It also puts a better spin on the figures for the last quarter of the year, cancelling out the 1.3% fall in November and ensuring a drop of just 0.8% during the period. This meant that for the year as a whole, the average UK house value rose to £197,039, up 5.2%. It’s only the second time since 2000 that prices have grown less than 8%, but it’s worth bearing in mind that this average has almost trebled since Labour came to power in 1997. This couldn’t - and indeed shouldn't - go on forever.
The figures might also relieve the mounting pressure on the Bank of England to cut interest rates on Thursday. After yesterday’s news that M&S and Sainsbury’s have been sucked into the retail gloom, the British Retail Consortium reported today that Christmas sales on the high street were up a paltry 0.3%, about three times lower than expected. It reckons that a half-point rate cut is the only way to avert the end of the world as we know it.
Halifax is admittedly cautious about the prospects for the housing market in 2008, predicting that prices will remain flat across the year. But it doesn’t seem to share the view that the economy is doomed. It expects the UK to enjoy growth of between 2 and 2.5% this year, which is lower than last year’s figure of 3% but hardly disastrous. Meanwhile employment will stay at record levels, and interest rates will fall. ‘The economy is in good health,’ the lender insisted today.

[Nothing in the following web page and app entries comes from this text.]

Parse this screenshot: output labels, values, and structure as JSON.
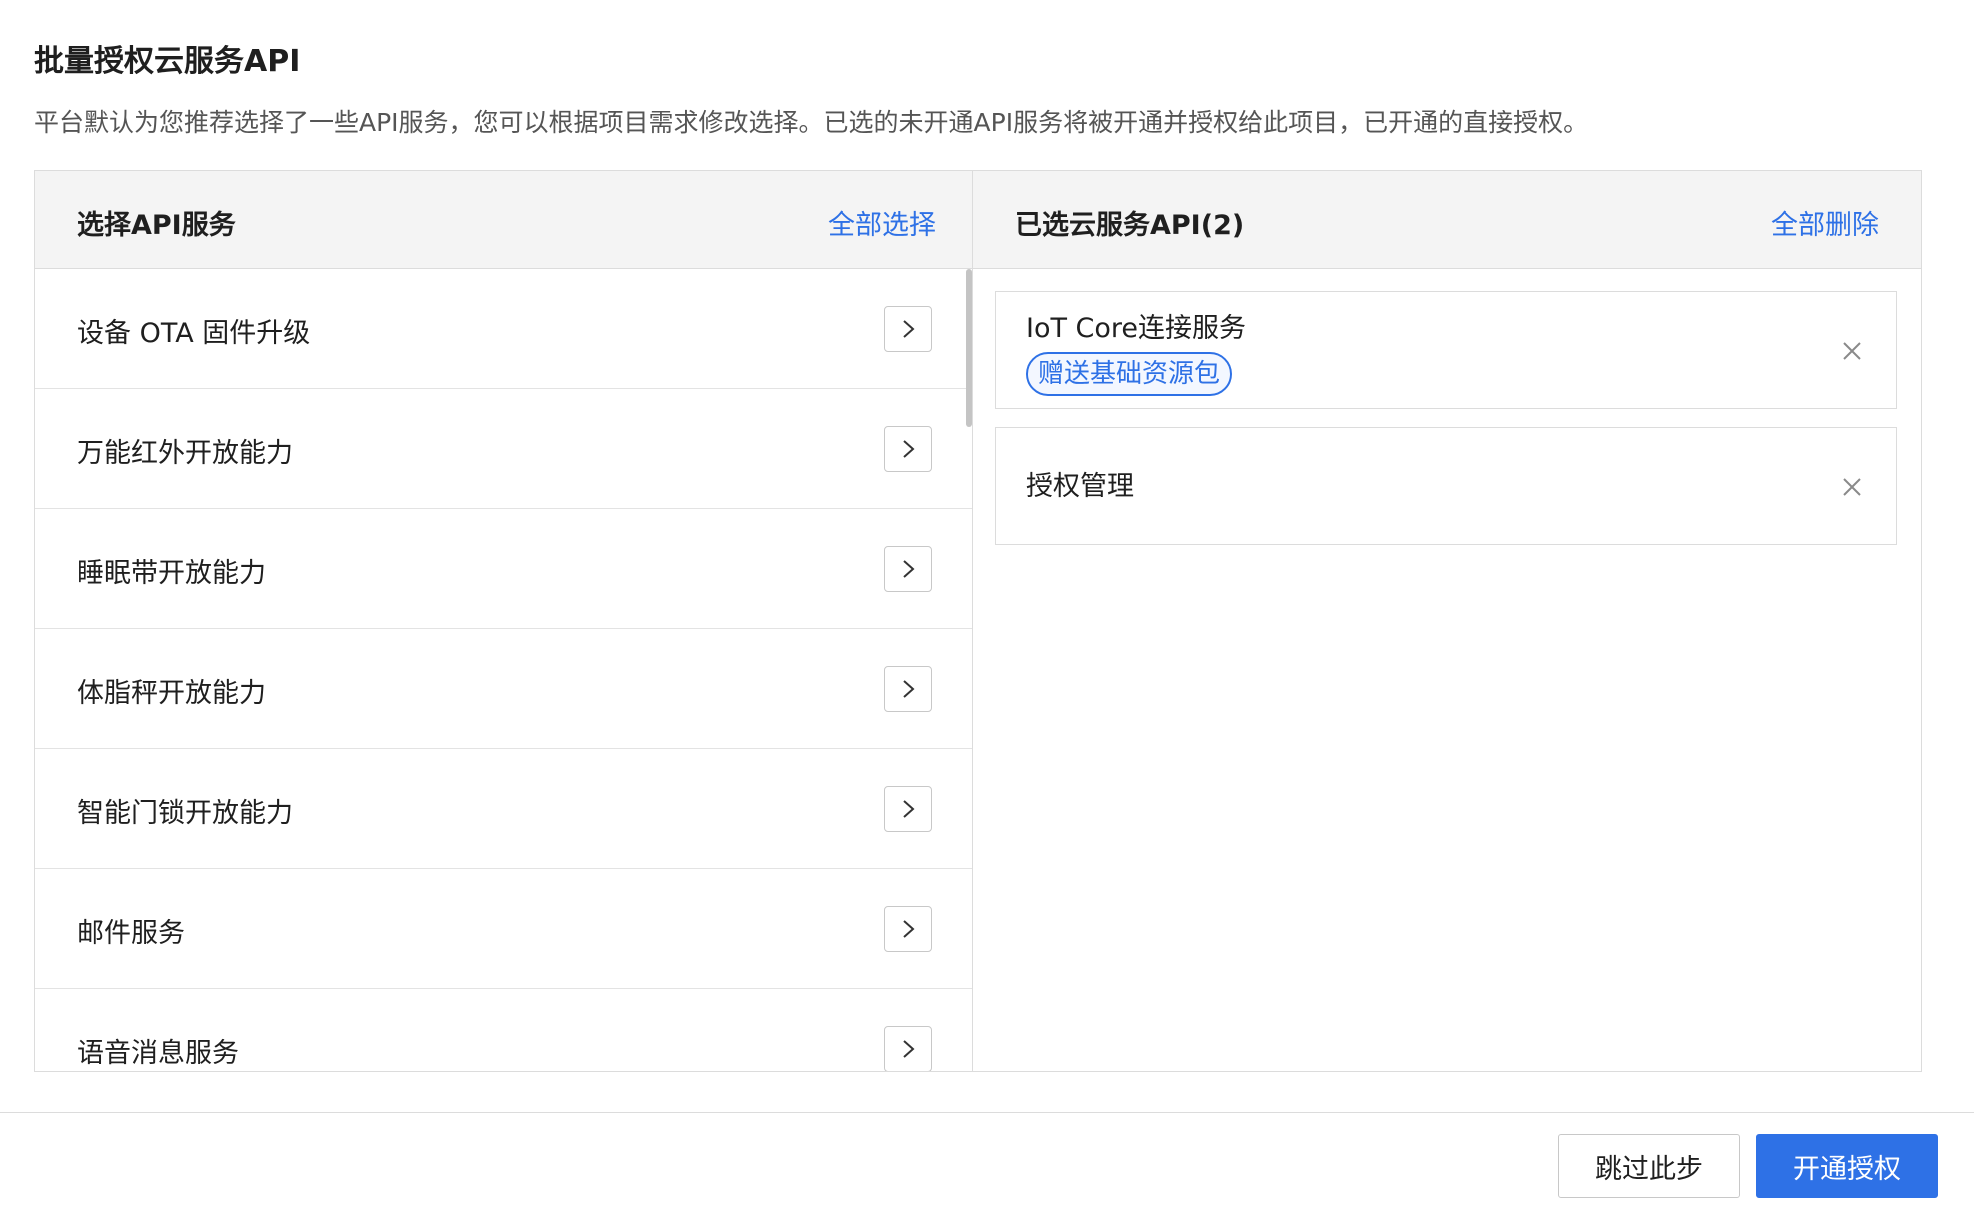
{
  "dialog": {
    "title": "批量授权云服务API",
    "description": "平台默认为您推荐选择了一些API服务，您可以根据项目需求修改选择。已选的未开通API服务将被开通并授权给此项目，已开通的直接授权。"
  },
  "left_panel": {
    "title": "选择API服务",
    "select_all": "全部选择",
    "items": [
      {
        "label": "设备 OTA 固件升级"
      },
      {
        "label": "万能红外开放能力"
      },
      {
        "label": "睡眠带开放能力"
      },
      {
        "label": "体脂秤开放能力"
      },
      {
        "label": "智能门锁开放能力"
      },
      {
        "label": "邮件服务"
      },
      {
        "label": "语音消息服务"
      }
    ]
  },
  "right_panel": {
    "title": "已选云服务API(2)",
    "delete_all": "全部删除",
    "selected": [
      {
        "name": "IoT Core连接服务",
        "tag": "赠送基础资源包"
      },
      {
        "name": "授权管理"
      }
    ]
  },
  "footer": {
    "skip_label": "跳过此步",
    "confirm_label": "开通授权"
  },
  "colors": {
    "accent": "#2e71e6",
    "header_bg": "#f4f4f4",
    "border": "#dcdcdc"
  }
}
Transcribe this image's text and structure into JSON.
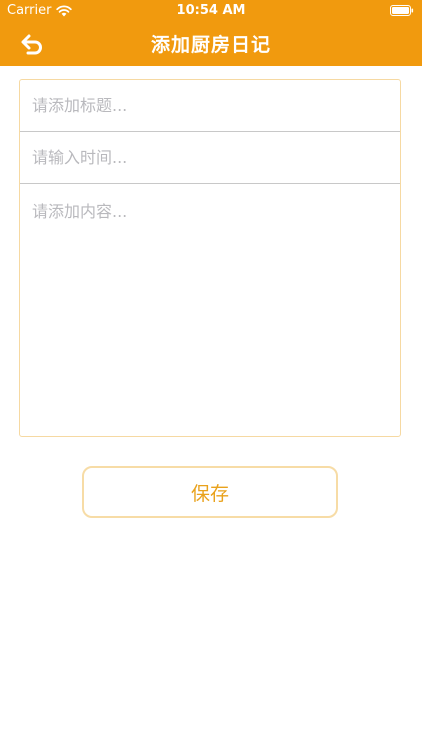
{
  "status_bar": {
    "carrier": "Carrier",
    "time": "10:54 AM",
    "wifi_icon": "wifi-icon",
    "battery_icon": "battery-icon"
  },
  "nav": {
    "title": "添加厨房日记",
    "back_icon": "back-arrow-icon"
  },
  "form": {
    "title_placeholder": "请添加标题...",
    "time_placeholder": "请输入时间...",
    "content_placeholder": "请添加内容..."
  },
  "save_button": {
    "label": "保存"
  },
  "colors": {
    "header_background": "#f19a0e",
    "button_text": "#e9a21c",
    "card_border": "#f6d9a2"
  }
}
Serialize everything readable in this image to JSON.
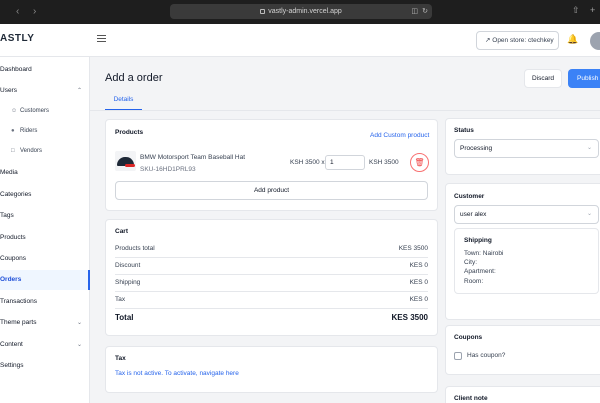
{
  "browser": {
    "url": "vastly-admin.vercel.app",
    "back_icon": "chevron-left-icon",
    "forward_icon": "chevron-right-icon"
  },
  "topbar": {
    "brand": "ASTLY",
    "open_store_label": "Open store: ctechkey"
  },
  "sidebar": {
    "items": [
      {
        "label": "Dashboard"
      },
      {
        "label": "Users"
      },
      {
        "label": "Customers"
      },
      {
        "label": "Riders"
      },
      {
        "label": "Vendors"
      },
      {
        "label": "Media"
      },
      {
        "label": "Categories"
      },
      {
        "label": "Tags"
      },
      {
        "label": "Products"
      },
      {
        "label": "Coupons"
      },
      {
        "label": "Orders"
      },
      {
        "label": "Transactions"
      },
      {
        "label": "Theme parts"
      },
      {
        "label": "Content"
      },
      {
        "label": "Settings"
      }
    ]
  },
  "page": {
    "title": "Add a order",
    "discard_label": "Discard",
    "publish_label": "Publish",
    "tab_details": "Details"
  },
  "products": {
    "heading": "Products",
    "add_custom_label": "Add Custom product",
    "item": {
      "name": "BMW Motorsport Team Baseball Hat",
      "sku": "SKU-16HD1PRL93",
      "unit_price": "KSH 3500 x",
      "quantity": "1",
      "line_total": "KSH 3500"
    },
    "add_product_label": "Add product"
  },
  "cart": {
    "heading": "Cart",
    "rows": [
      {
        "label": "Products total",
        "value": "KES 3500"
      },
      {
        "label": "Discount",
        "value": "KES 0"
      },
      {
        "label": "Shipping",
        "value": "KES 0"
      },
      {
        "label": "Tax",
        "value": "KES 0"
      }
    ],
    "total_label": "Total",
    "total_value": "KES 3500"
  },
  "tax": {
    "heading": "Tax",
    "message": "Tax is not active. To activate,",
    "link": "navigate here"
  },
  "status": {
    "heading": "Status",
    "value": "Processing"
  },
  "customer": {
    "heading": "Customer",
    "value": "user alex",
    "shipping_heading": "Shipping",
    "town": "Town: Nairobi",
    "city": "City:",
    "apartment": "Apartment:",
    "room": "Room:"
  },
  "coupons": {
    "heading": "Coupons",
    "has_coupon_label": "Has coupon?"
  },
  "client_note": {
    "heading": "Client note"
  },
  "colors": {
    "primary": "#3b82f6",
    "danger": "#ef4444"
  }
}
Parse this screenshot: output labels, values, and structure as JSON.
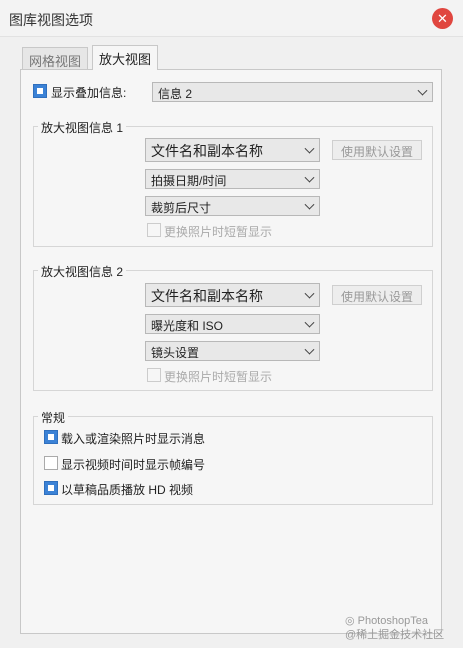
{
  "window": {
    "title": "图库视图选项",
    "close_symbol": "✕"
  },
  "tabs": [
    {
      "label": "网格视图",
      "active": false
    },
    {
      "label": "放大视图",
      "active": true
    }
  ],
  "overlay": {
    "label": "显示叠加信息:",
    "checked": true,
    "value": "信息 2"
  },
  "info1": {
    "title": "放大视图信息 1",
    "field1": "文件名和副本名称",
    "field2": "拍摄日期/时间",
    "field3": "裁剪后尺寸",
    "use_default": "使用默认设置",
    "brief_label": "更换照片时短暂显示",
    "brief_checked": false
  },
  "info2": {
    "title": "放大视图信息 2",
    "field1": "文件名和副本名称",
    "field2": "曝光度和 ISO",
    "field3": "镜头设置",
    "use_default": "使用默认设置",
    "brief_label": "更换照片时短暂显示",
    "brief_checked": false
  },
  "general": {
    "title": "常规",
    "options": [
      {
        "label": "载入或渲染照片时显示消息",
        "checked": true
      },
      {
        "label": "显示视频时间时显示帧编号",
        "checked": false
      },
      {
        "label": "以草稿品质播放 HD 视频",
        "checked": true
      }
    ]
  },
  "watermark": {
    "line1": "PhotoshopTea",
    "line2": "@稀土掘金技术社区"
  },
  "colors": {
    "accent": "#3b82d6",
    "close": "#e0463f"
  }
}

In other words: a gentle slowdown, but not an economic Armageddon. So let’s enjoy this rare moment of optimism before the next set of housing market figures come out and show the exact opposite…